What I want others to realize is that I still think of my mom as a wonderful mother. Even amidst the not so lovely times. I still see beauty and joy when I think of her. I knew she loved me and my family. I know that she loved Jesus. Mess ups on her part did not change that.
You see, even though you may have messed up with your kids, or raised your voice or got angry at something minuscule, you are still a good mom. If you are leaning on Jesus, and working to be the best mom you can be, then you are doing well. Jesus has so much grace for us. It is sufficient.
My memory of my mother is good. Was she perfect? No. She was human. She loved us with the love of an imperfect human being. And for that love, I am ever grateful. I hope that as my boys grow into adulthood they will realize that I was an imperfect woman doing the best I could. I hope as I did with my mother, they will remember the joy and the good times. The bad memories will still be there but I hope they remember them and show me grace.
Many other parts of me as a mom have been affected by the lack of a mother in my life. There would be a large list. But I will allow my other sisters to share their point of view so I don’t steal all the thunder. In the articles to come, my sisters, Caylen and Raquel will share their stories as well.
A Special Thank You
To end this article I would like to say thank you to so many women who did step up to the plate and helped me mature as a woman and a mother even after mine left this world. Without these women, I would not be who I am today. These women showed me the heart of Jesus and showed me the love of a mother.
First and foremost, my sister Raquel: Without your love and care I don’t know where I would be. You cared for me as a mom for so many years. For you I am ever grateful.
Aunt Juanita: You loved us with such intensity. I knew you felt protective of us and cared for us. I still remember you making the sacrifice to come be with me at the Mother’s Day Tea party I had in 2nd grade. I will always remember that.
Grandma Mollie: Though you are no longer with us, I still remember you and feel the love you had for me. Your lovely songs and warming hugs will forever be with me. As well as your beautiful garden – forever etched in my mind.

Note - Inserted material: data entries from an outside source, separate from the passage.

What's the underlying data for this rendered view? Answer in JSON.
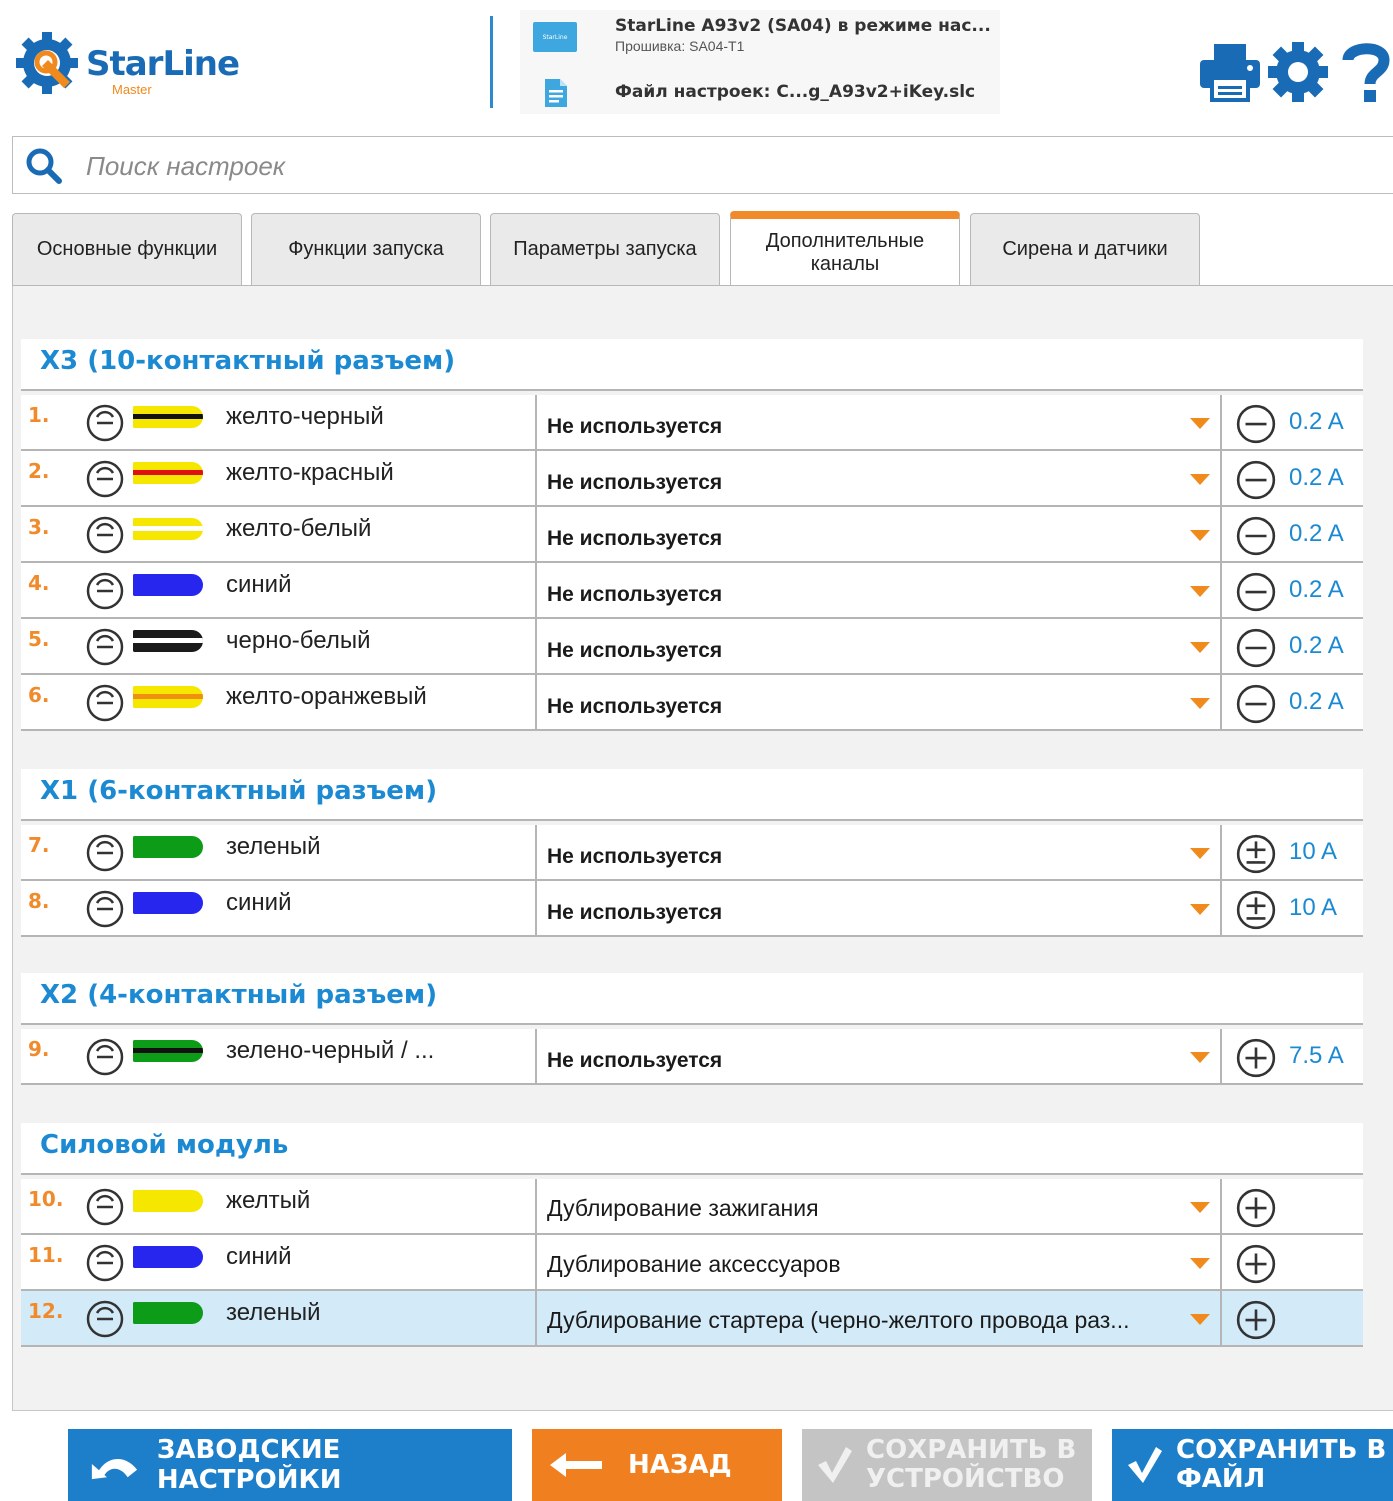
{
  "header": {
    "logo_text": "StarLine",
    "logo_sub": "Master",
    "device_chip_text": "StarLine",
    "device_title": "StarLine A93v2 (SA04) в режиме нас...",
    "firmware": "Прошивка: SA04-T1",
    "settings_file": "Файл настроек: C...g_A93v2+iKey.slc",
    "icons": [
      "printer-icon",
      "gear-icon",
      "help-icon"
    ],
    "accent_color": "#1c8ad3"
  },
  "search": {
    "placeholder": "Поиск настроек"
  },
  "tabs": [
    {
      "label": "Основные функции",
      "active": false
    },
    {
      "label": "Функции запуска",
      "active": false
    },
    {
      "label": "Параметры запуска",
      "active": false
    },
    {
      "label": "Дополнительные каналы",
      "active": true
    },
    {
      "label": "Сирена и датчики",
      "active": false
    }
  ],
  "sections": [
    {
      "title": "X3 (10-контактный разъем)"
    },
    {
      "title": "X1 (6-контактный разъем)"
    },
    {
      "title": "X2 (4-контактный разъем)"
    },
    {
      "title": "Силовой модуль"
    }
  ],
  "rows": [
    {
      "num": "1.",
      "wire": "желто-черный",
      "base": "#f5e700",
      "stripe": "#111111",
      "value": "Не используется",
      "polarity": "minus",
      "amp": "0.2 A"
    },
    {
      "num": "2.",
      "wire": "желто-красный",
      "base": "#f5e700",
      "stripe": "#e01010",
      "value": "Не используется",
      "polarity": "minus",
      "amp": "0.2 A"
    },
    {
      "num": "3.",
      "wire": "желто-белый",
      "base": "#f5e700",
      "stripe": "#ffffff",
      "value": "Не используется",
      "polarity": "minus",
      "amp": "0.2 A"
    },
    {
      "num": "4.",
      "wire": "синий",
      "base": "#2626ee",
      "stripe": "",
      "value": "Не используется",
      "polarity": "minus",
      "amp": "0.2 A"
    },
    {
      "num": "5.",
      "wire": "черно-белый",
      "base": "#1a1a1a",
      "stripe": "#ffffff",
      "value": "Не используется",
      "polarity": "minus",
      "amp": "0.2 A"
    },
    {
      "num": "6.",
      "wire": "желто-оранжевый",
      "base": "#f5e700",
      "stripe": "#f09010",
      "value": "Не используется",
      "polarity": "minus",
      "amp": "0.2 A"
    },
    {
      "num": "7.",
      "wire": "зеленый",
      "base": "#0c9c18",
      "stripe": "",
      "value": "Не используется",
      "polarity": "plusminus",
      "amp": "10 A"
    },
    {
      "num": "8.",
      "wire": "синий",
      "base": "#2626ee",
      "stripe": "",
      "value": "Не используется",
      "polarity": "plusminus",
      "amp": "10 A"
    },
    {
      "num": "9.",
      "wire": "зелено-черный / ...",
      "base": "#0c9c18",
      "stripe": "#111111",
      "value": "Не используется",
      "polarity": "plus",
      "amp": "7.5 A"
    },
    {
      "num": "10.",
      "wire": "желтый",
      "base": "#f5e700",
      "stripe": "",
      "value": "Дублирование зажигания",
      "polarity": "plus",
      "amp": ""
    },
    {
      "num": "11.",
      "wire": "синий",
      "base": "#2626ee",
      "stripe": "",
      "value": "Дублирование аксессуаров",
      "polarity": "plus",
      "amp": ""
    },
    {
      "num": "12.",
      "wire": "зеленый",
      "base": "#0c9c18",
      "stripe": "",
      "value": "Дублирование стартера (черно-желтого провода раз...",
      "polarity": "plus",
      "amp": ""
    }
  ],
  "buttons": {
    "factory": "ЗАВОДСКИЕ НАСТРОЙКИ",
    "back": "НАЗАД",
    "save_device_1": "СОХРАНИТЬ В",
    "save_device_2": "УСТРОЙСТВО",
    "save_file_1": "СОХРАНИТЬ В",
    "save_file_2": "ФАЙЛ"
  }
}
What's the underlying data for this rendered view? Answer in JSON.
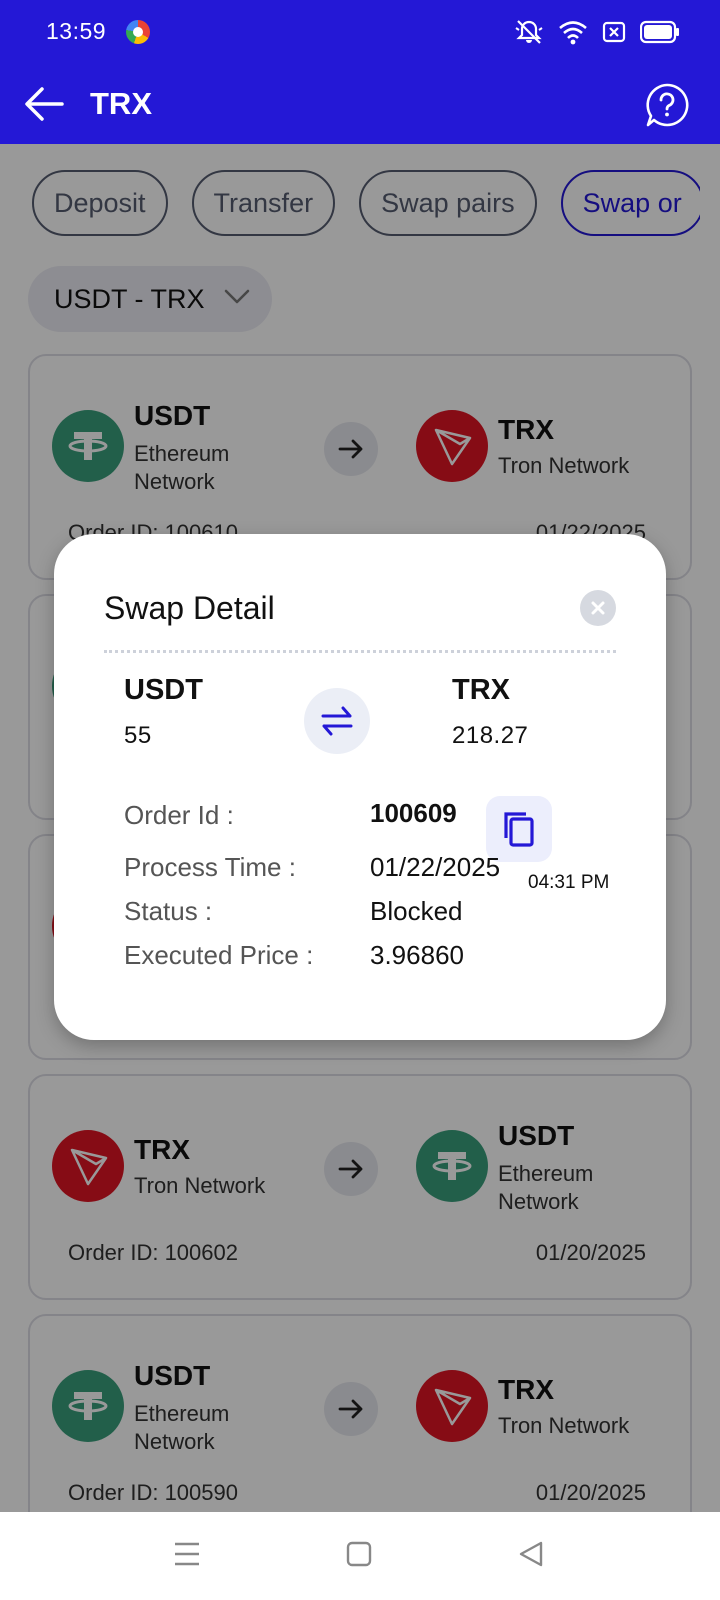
{
  "status_bar": {
    "time": "13:59"
  },
  "app_bar": {
    "title": "TRX"
  },
  "tabs": [
    {
      "label": "Deposit"
    },
    {
      "label": "Transfer"
    },
    {
      "label": "Swap pairs"
    },
    {
      "label": "Swap or"
    }
  ],
  "pair_filter": {
    "selected": "USDT - TRX"
  },
  "orders": [
    {
      "from_symbol": "USDT",
      "from_network": "Ethereum Network",
      "to_symbol": "TRX",
      "to_network": "Tron Network",
      "order_id": "Order ID: 100610",
      "date": "01/22/2025"
    },
    {
      "from_symbol": "TRX",
      "from_network": "Tron Network",
      "to_symbol": "USDT",
      "to_network": "Ethereum Network",
      "order_id": "Order ID: 100602",
      "date": "01/20/2025"
    },
    {
      "from_symbol": "USDT",
      "from_network": "Ethereum Network",
      "to_symbol": "TRX",
      "to_network": "Tron Network",
      "order_id": "Order ID: 100590",
      "date": "01/20/2025"
    }
  ],
  "modal": {
    "title": "Swap Detail",
    "from_symbol": "USDT",
    "from_amount": "55",
    "to_symbol": "TRX",
    "to_amount": "218.27",
    "order_id_label": "Order Id :",
    "order_id_value": "100609",
    "process_time_label": "Process Time :",
    "process_date": "01/22/2025",
    "process_time": "04:31 PM",
    "status_label": "Status :",
    "status_value": "Blocked",
    "price_label": "Executed Price :",
    "price_value": "3.96860"
  },
  "colors": {
    "primary": "#2418d6",
    "usdt": "#3a9e7c",
    "trx": "#e01524"
  }
}
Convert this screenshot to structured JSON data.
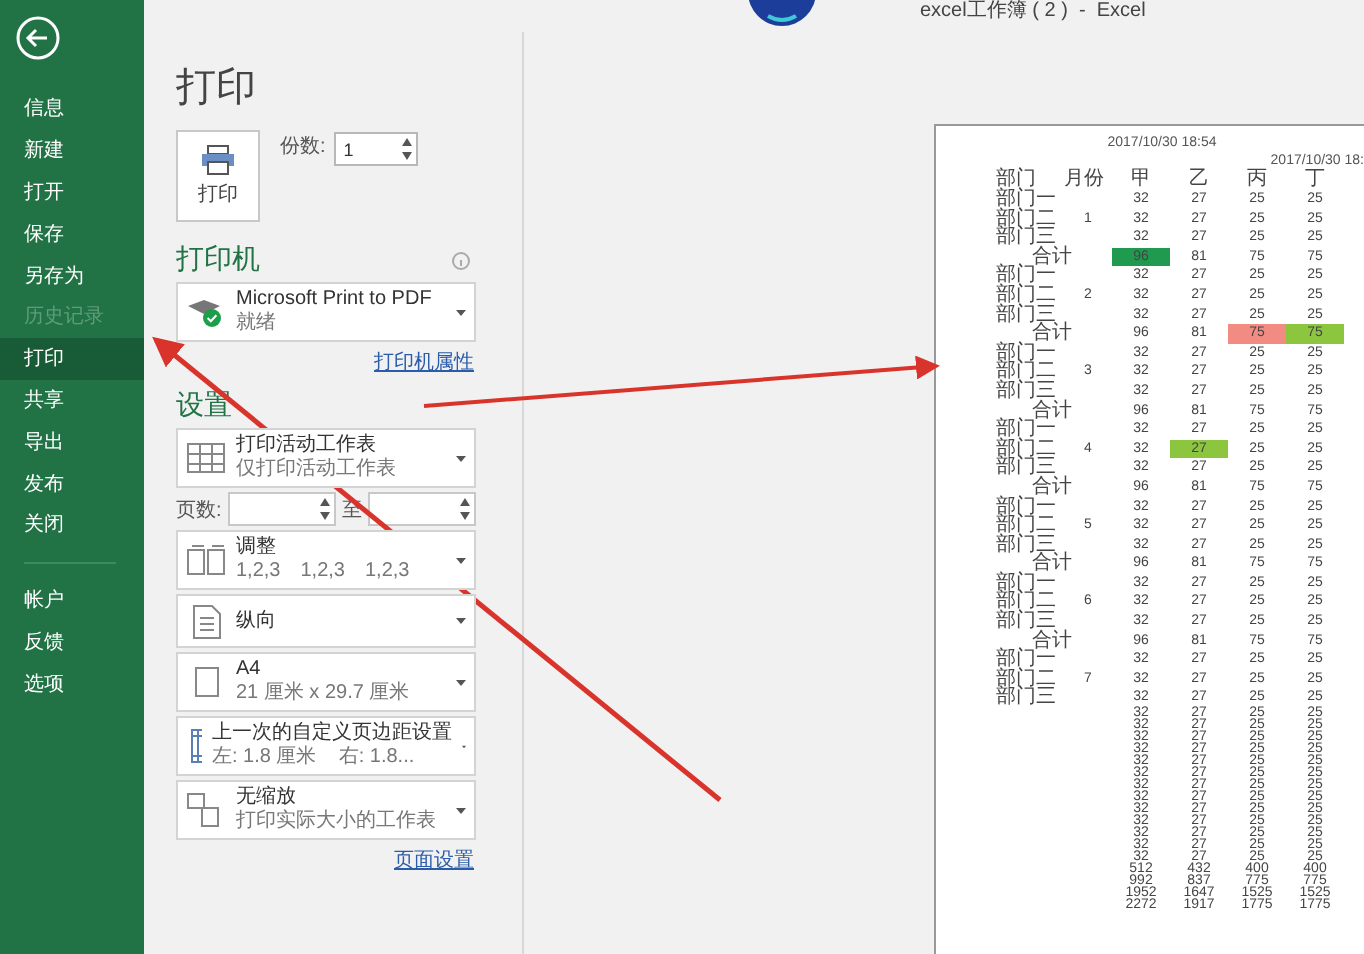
{
  "window": {
    "title": "excel工作簿 ( 2 )  -  Excel"
  },
  "sidebar": {
    "items": [
      {
        "label": "信息",
        "selected": false,
        "disabled": false
      },
      {
        "label": "新建",
        "selected": false,
        "disabled": false
      },
      {
        "label": "打开",
        "selected": false,
        "disabled": false
      },
      {
        "label": "保存",
        "selected": false,
        "disabled": false
      },
      {
        "label": "另存为",
        "selected": false,
        "disabled": false
      },
      {
        "label": "历史记录",
        "selected": false,
        "disabled": true
      },
      {
        "label": "打印",
        "selected": true,
        "disabled": false
      },
      {
        "label": "共享",
        "selected": false,
        "disabled": false
      },
      {
        "label": "导出",
        "selected": false,
        "disabled": false
      },
      {
        "label": "发布",
        "selected": false,
        "disabled": false
      },
      {
        "label": "关闭",
        "selected": false,
        "disabled": false
      }
    ],
    "footer_items": [
      {
        "label": "帐户",
        "selected": false,
        "disabled": false
      },
      {
        "label": "反馈",
        "selected": false,
        "disabled": false
      },
      {
        "label": "选项",
        "selected": false,
        "disabled": false
      }
    ]
  },
  "print": {
    "title": "打印",
    "button": "打印",
    "copies_label": "份数:",
    "copies": "1"
  },
  "printer": {
    "heading": "打印机",
    "name": "Microsoft Print to PDF",
    "status": "就绪",
    "link": "打印机属性"
  },
  "settings": {
    "heading": "设置",
    "items": [
      {
        "kind": "sheets",
        "main": "打印活动工作表",
        "sub": "仅打印活动工作表"
      },
      {
        "kind": "pages",
        "label": "页数:",
        "to": "至"
      },
      {
        "kind": "collate",
        "main": "调整",
        "parts": [
          "1,2,3",
          "1,2,3",
          "1,2,3"
        ]
      },
      {
        "kind": "orientation",
        "main": "纵向"
      },
      {
        "kind": "paper",
        "main": "A4",
        "sub": "21 厘米 x 29.7 厘米"
      },
      {
        "kind": "margins",
        "main": "上一次的自定义页边距设置",
        "sub": "左: 1.8 厘米    右: 1.8..."
      },
      {
        "kind": "scaling",
        "main": "无缩放",
        "sub": "打印实际大小的工作表"
      }
    ],
    "link": "页面设置"
  },
  "preview": {
    "dates": [
      "2017/10/30 18:54",
      "2017/10/30 18:"
    ],
    "columns": [
      "部门",
      "月份",
      "甲",
      "乙",
      "丙",
      "丁"
    ],
    "rows": [
      {
        "kind": "dept",
        "label": "部门一",
        "values": [
          "32",
          "27",
          "25",
          "25"
        ]
      },
      {
        "kind": "dept",
        "label": "部门二",
        "month": "1",
        "values": [
          "32",
          "27",
          "25",
          "25"
        ]
      },
      {
        "kind": "dept",
        "label": "部门三",
        "values": [
          "32",
          "27",
          "25",
          "25"
        ]
      },
      {
        "kind": "total",
        "label": "合计",
        "values": [
          {
            "text": "96",
            "color": "#1f9a4f"
          },
          {
            "text": "81"
          },
          {
            "text": "75"
          },
          {
            "text": "75"
          }
        ]
      },
      {
        "kind": "dept",
        "label": "部门一",
        "values": [
          "32",
          "27",
          "25",
          "25"
        ]
      },
      {
        "kind": "dept",
        "label": "部门二",
        "month": "2",
        "values": [
          "32",
          "27",
          "25",
          "25"
        ]
      },
      {
        "kind": "dept",
        "label": "部门三",
        "values": [
          "32",
          "27",
          "25",
          "25"
        ]
      },
      {
        "kind": "total",
        "label": "合计",
        "values": [
          {
            "text": "96"
          },
          {
            "text": "81"
          },
          {
            "text": "75",
            "color": "#f28b82"
          },
          {
            "text": "75",
            "color": "#8cc63f"
          }
        ]
      },
      {
        "kind": "dept",
        "label": "部门一",
        "values": [
          "32",
          "27",
          "25",
          "25"
        ]
      },
      {
        "kind": "dept",
        "label": "部门二",
        "month": "3",
        "values": [
          "32",
          "27",
          "25",
          "25"
        ]
      },
      {
        "kind": "dept",
        "label": "部门三",
        "values": [
          "32",
          "27",
          "25",
          "25"
        ]
      },
      {
        "kind": "total",
        "label": "合计",
        "values": [
          "96",
          "81",
          "75",
          "75"
        ]
      },
      {
        "kind": "dept",
        "label": "部门一",
        "values": [
          "32",
          "27",
          "25",
          "25"
        ]
      },
      {
        "kind": "dept",
        "label": "部门二",
        "month": "4",
        "values": [
          {
            "text": "32"
          },
          {
            "text": "27",
            "color": "#8cc63f"
          },
          {
            "text": "25"
          },
          {
            "text": "25"
          }
        ]
      },
      {
        "kind": "dept",
        "label": "部门三",
        "values": [
          "32",
          "27",
          "25",
          "25"
        ]
      },
      {
        "kind": "total",
        "label": "合计",
        "values": [
          "96",
          "81",
          "75",
          "75"
        ]
      },
      {
        "kind": "dept",
        "label": "部门一",
        "values": [
          "32",
          "27",
          "25",
          "25"
        ]
      },
      {
        "kind": "dept",
        "label": "部门二",
        "month": "5",
        "values": [
          "32",
          "27",
          "25",
          "25"
        ]
      },
      {
        "kind": "dept",
        "label": "部门三",
        "values": [
          "32",
          "27",
          "25",
          "25"
        ]
      },
      {
        "kind": "total",
        "label": "合计",
        "values": [
          "96",
          "81",
          "75",
          "75"
        ]
      },
      {
        "kind": "dept",
        "label": "部门一",
        "values": [
          "32",
          "27",
          "25",
          "25"
        ]
      },
      {
        "kind": "dept",
        "label": "部门二",
        "month": "6",
        "values": [
          "32",
          "27",
          "25",
          "25"
        ]
      },
      {
        "kind": "dept",
        "label": "部门三",
        "values": [
          "32",
          "27",
          "25",
          "25"
        ]
      },
      {
        "kind": "total",
        "label": "合计",
        "values": [
          "96",
          "81",
          "75",
          "75"
        ]
      },
      {
        "kind": "dept",
        "label": "部门一",
        "values": [
          "32",
          "27",
          "25",
          "25"
        ]
      },
      {
        "kind": "dept",
        "label": "部门二",
        "month": "7",
        "values": [
          "32",
          "27",
          "25",
          "25"
        ]
      },
      {
        "kind": "dept",
        "label": "部门三",
        "values": [
          "32",
          "27",
          "25",
          "25"
        ]
      },
      {
        "kind": "plain",
        "values": [
          "32",
          "27",
          "25",
          "25"
        ]
      },
      {
        "kind": "plain",
        "values": [
          "32",
          "27",
          "25",
          "25"
        ]
      },
      {
        "kind": "plain",
        "values": [
          "32",
          "27",
          "25",
          "25"
        ]
      },
      {
        "kind": "plain",
        "values": [
          "32",
          "27",
          "25",
          "25"
        ]
      },
      {
        "kind": "plain",
        "values": [
          "32",
          "27",
          "25",
          "25"
        ]
      },
      {
        "kind": "plain",
        "values": [
          "32",
          "27",
          "25",
          "25"
        ]
      },
      {
        "kind": "plain",
        "values": [
          "32",
          "27",
          "25",
          "25"
        ]
      },
      {
        "kind": "plain",
        "values": [
          "32",
          "27",
          "25",
          "25"
        ]
      },
      {
        "kind": "plain",
        "values": [
          "32",
          "27",
          "25",
          "25"
        ]
      },
      {
        "kind": "plain",
        "values": [
          "32",
          "27",
          "25",
          "25"
        ]
      },
      {
        "kind": "plain",
        "values": [
          "32",
          "27",
          "25",
          "25"
        ]
      },
      {
        "kind": "plain",
        "values": [
          "32",
          "27",
          "25",
          "25"
        ]
      },
      {
        "kind": "plain",
        "values": [
          "32",
          "27",
          "25",
          "25"
        ]
      },
      {
        "kind": "plain",
        "values": [
          "512",
          "432",
          "400",
          "400"
        ]
      },
      {
        "kind": "plain",
        "values": [
          "992",
          "837",
          "775",
          "775"
        ]
      },
      {
        "kind": "plain",
        "values": [
          "1952",
          "1647",
          "1525",
          "1525"
        ]
      },
      {
        "kind": "plain",
        "values": [
          "2272",
          "1917",
          "1775",
          "1775"
        ]
      }
    ]
  }
}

My mother-in-law Pati: You have been patient with me as I have taken so long to be confident enough to ask your advice and share intimate conversations with you. You are a beautiful woman and I am so glad I married your son.
Angie Steffen: Oh what a joy you are! You loved me in all the awkward stages of life and made me feel important. I remember you curling my hair and having fun sleepovers. I will always love you. (I still sing the “Bed Bug’s” song we made up. I sing it to my boys when they go to sleep 🙂 )
Maureen Palmquist: I know now how important is to be polite and say ‘thank you’ because of you. I was always glad to come to your house. I felt loved and safe there. You hold a special place in my heart.
Jane Otott: If ever there was a woman who showed me the heart of sacrifice, you are the one. You are such a kind and faithful women. The fact that you came every Friday for so many years and asked for nothing in return amazes me. I think of you and think of Jesus.
Thank you to all the beautiful women who love as Jesus loves. Without joyful, Godly women this world would be a sad and lonely place.